Following in the footsteps of other Disney live-action remakes like “Beauty and the Beast,” “The Lion King” and “The Jungle Book,” the latest version of “Pinocchio” adds new technology to the story, but no new ideas.
Richard and CP24 anchor George Lagogianes have a look at the weekend’s new movies, the new Brad Pitt wartime thriller “Allied,” the new kick-ass Disney princess in “Moana,” the Oscar hopeful “Manchester by the Sea” and the Warren Beatty rom com “Rules Don’t Apply.”
Richard sits in with Erin Paul to have a look at the weekend’s new movies, the new Brad Pitt wartime thriller “Allied,” the new kick-ass Disney princess in “Moana,” the Oscar hopeful “Manchester by the Sea” and the Warren Beatty rom com “Rules Don’t Apply.”

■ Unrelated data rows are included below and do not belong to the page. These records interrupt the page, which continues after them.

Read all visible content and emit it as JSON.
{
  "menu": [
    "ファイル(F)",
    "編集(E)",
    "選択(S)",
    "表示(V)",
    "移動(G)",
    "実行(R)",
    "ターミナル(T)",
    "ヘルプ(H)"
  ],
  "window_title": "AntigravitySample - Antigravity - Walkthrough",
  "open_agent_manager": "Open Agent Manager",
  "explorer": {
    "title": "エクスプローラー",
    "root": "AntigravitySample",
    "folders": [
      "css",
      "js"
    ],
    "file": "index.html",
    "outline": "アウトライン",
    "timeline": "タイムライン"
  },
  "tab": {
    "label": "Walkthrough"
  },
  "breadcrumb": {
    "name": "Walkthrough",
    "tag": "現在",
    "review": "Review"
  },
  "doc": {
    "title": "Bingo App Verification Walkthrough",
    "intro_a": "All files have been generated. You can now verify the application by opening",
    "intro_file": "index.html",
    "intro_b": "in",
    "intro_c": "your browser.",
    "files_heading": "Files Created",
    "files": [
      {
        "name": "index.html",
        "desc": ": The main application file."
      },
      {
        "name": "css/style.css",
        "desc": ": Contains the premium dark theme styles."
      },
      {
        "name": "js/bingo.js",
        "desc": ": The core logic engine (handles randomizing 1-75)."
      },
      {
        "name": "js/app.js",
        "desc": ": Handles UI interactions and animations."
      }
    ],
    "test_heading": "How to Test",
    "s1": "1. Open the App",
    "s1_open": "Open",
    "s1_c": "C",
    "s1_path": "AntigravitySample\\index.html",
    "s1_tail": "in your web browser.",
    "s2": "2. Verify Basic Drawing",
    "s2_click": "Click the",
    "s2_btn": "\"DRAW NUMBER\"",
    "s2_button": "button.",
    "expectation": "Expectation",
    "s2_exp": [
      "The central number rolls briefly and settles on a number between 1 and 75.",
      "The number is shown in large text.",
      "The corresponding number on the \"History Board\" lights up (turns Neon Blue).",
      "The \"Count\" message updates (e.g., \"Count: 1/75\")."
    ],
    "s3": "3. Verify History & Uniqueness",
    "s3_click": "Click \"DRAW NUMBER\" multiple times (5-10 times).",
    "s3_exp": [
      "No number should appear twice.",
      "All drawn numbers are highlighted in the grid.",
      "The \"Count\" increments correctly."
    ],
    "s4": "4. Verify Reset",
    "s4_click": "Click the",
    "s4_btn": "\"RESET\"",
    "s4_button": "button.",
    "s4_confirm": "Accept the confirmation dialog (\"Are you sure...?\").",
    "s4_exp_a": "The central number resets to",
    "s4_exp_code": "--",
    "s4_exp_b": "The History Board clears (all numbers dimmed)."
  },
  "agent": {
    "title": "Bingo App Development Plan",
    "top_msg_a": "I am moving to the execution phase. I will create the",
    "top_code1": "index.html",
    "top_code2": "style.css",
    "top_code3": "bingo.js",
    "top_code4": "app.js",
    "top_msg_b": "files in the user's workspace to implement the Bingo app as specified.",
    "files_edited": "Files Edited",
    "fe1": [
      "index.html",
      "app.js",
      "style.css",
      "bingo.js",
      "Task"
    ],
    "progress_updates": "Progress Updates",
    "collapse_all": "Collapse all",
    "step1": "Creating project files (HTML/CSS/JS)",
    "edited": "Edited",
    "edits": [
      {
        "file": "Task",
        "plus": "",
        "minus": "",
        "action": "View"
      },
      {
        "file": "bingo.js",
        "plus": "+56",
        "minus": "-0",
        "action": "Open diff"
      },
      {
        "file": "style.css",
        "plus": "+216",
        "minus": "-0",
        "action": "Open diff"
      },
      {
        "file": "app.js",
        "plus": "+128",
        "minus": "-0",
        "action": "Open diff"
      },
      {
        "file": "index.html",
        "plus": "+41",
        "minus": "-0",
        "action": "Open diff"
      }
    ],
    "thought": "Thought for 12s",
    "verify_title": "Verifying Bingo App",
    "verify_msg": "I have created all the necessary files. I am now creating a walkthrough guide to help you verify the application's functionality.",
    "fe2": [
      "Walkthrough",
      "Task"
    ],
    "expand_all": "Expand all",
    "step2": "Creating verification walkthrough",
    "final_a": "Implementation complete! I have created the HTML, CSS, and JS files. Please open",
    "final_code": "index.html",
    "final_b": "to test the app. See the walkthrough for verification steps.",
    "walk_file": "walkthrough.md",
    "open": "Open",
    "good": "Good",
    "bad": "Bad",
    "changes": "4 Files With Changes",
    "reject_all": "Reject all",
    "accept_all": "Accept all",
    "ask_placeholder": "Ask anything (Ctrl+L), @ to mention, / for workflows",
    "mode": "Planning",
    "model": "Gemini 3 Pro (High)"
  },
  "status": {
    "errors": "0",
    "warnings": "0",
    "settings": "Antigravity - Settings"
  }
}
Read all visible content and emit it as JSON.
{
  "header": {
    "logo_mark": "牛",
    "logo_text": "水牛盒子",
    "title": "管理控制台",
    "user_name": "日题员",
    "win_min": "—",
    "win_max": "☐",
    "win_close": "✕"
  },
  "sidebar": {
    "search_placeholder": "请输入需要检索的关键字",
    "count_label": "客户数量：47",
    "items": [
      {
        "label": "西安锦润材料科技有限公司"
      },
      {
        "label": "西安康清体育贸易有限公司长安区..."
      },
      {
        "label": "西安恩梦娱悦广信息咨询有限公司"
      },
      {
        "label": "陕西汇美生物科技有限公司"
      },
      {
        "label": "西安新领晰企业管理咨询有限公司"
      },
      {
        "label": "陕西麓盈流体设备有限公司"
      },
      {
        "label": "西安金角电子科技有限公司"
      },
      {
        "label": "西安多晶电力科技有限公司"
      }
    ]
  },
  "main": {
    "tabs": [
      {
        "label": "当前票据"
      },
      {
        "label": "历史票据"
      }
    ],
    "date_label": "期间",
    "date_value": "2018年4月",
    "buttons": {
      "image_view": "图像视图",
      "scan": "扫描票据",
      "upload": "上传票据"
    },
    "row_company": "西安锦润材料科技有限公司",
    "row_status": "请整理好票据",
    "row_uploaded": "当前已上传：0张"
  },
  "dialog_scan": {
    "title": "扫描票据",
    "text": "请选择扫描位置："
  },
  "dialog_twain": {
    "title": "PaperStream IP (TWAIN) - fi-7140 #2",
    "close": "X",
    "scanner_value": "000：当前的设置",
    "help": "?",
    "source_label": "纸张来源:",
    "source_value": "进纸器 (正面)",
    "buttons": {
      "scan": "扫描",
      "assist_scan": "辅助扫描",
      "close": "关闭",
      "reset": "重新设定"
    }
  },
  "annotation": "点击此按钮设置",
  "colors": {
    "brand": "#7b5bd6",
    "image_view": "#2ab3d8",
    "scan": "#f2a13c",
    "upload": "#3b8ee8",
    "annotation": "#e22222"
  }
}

Showbiz old timers believed any publicity was good publicity. Song-and-dance man George M. Cohan once famously bragged, “I don’t care what you say about me, as long as you say something about me, and as long as you spell my name right.” Brad Pitt is a pretty easy name to spell and the press has been using it a lot lately but will the news surrounding his break up with Angelina Jolie and subsequent stories of FBI investigations (no charges were ever filed) have any effect on the box office appeal of his new movie “Allied.”
Casablanca, 1942. Pitt plays Canadian intelligence officer Max Vatan, a deadly spy paired with French Resistance fighter Marianne Beausejour (Marion Cotillard). They are to pose as husband and wife, infiltrate a high level Nazi gathering and assassinate the German ambassador. “Odds of surviving are 60 to 40%,” he says, “against.” They survive (not a spoiler: if they didn’t make it there’d be no movie), fall in love and are soon sharing the same next of kin in London as Max takes on a less rigorous and much safer desk job. Despite Max’s boss’s (Jared Harris) warning that “marriage made in the field don’t work,” the couple settle in, the very model of a nuclear family until a high ranking official (Simon McBurney), who calls himself “a rat catcher,” confronts Max with the words, “We believe your wife is a German spy.”
Pitt and Cotillard like they just walked out a 1942 issue of Silver Screen magazine. Add to that high end period details in the costumes and sets and you have a handsome movie, almost as good-looking as its two leads. That being said, it’s a shame the first hour doesn’t have the pop it needs to really make us care about the characters when the story swerves from wartime romance to personal espionage thriller.
Director Robert Zemeckis keep things interesting with several memorable action scenes. He may be making a war film that frequently feels like a homage to the classic movies of yore but he’s done it with a modern flair, including rougher language and sexuality. Marianne giving birth on a London street as bombs drop around her has the melodrama of an old time picture but a contemporary sensibility.
Anchoring all this beauty are strong performances from Pitt and Cotillard.
At its heart “Allied” a love story despite the bullets and bombs. Pitt plays Max as a stoic but lethal—watch him choke someone to death then shove a biscuit down his throat to make it look like and accident—but most importantly, he’s a man in love. When he is told his wife may be a spy he says, “It’ll be OK because it’s not true,” but the moments of self doubt that wash across his face tell the real story. In his third war flick (following “Inglourious Basterds” and “Fury”) he’s torn between love and duty and Pitt infuses the performance with an appropriate amount of pathos.
Cotillard has the less flashy role, particularly in the second half but gives this femme fatale a real live beating heart that elevates her from stereotype to thoroughly current and exciting character.
“Allied” is really two movies—a “Casablanca” style romance and a spy thriller—bound together by Zemeckis’s adherence to classic filmmaking and the love story that provides the heart.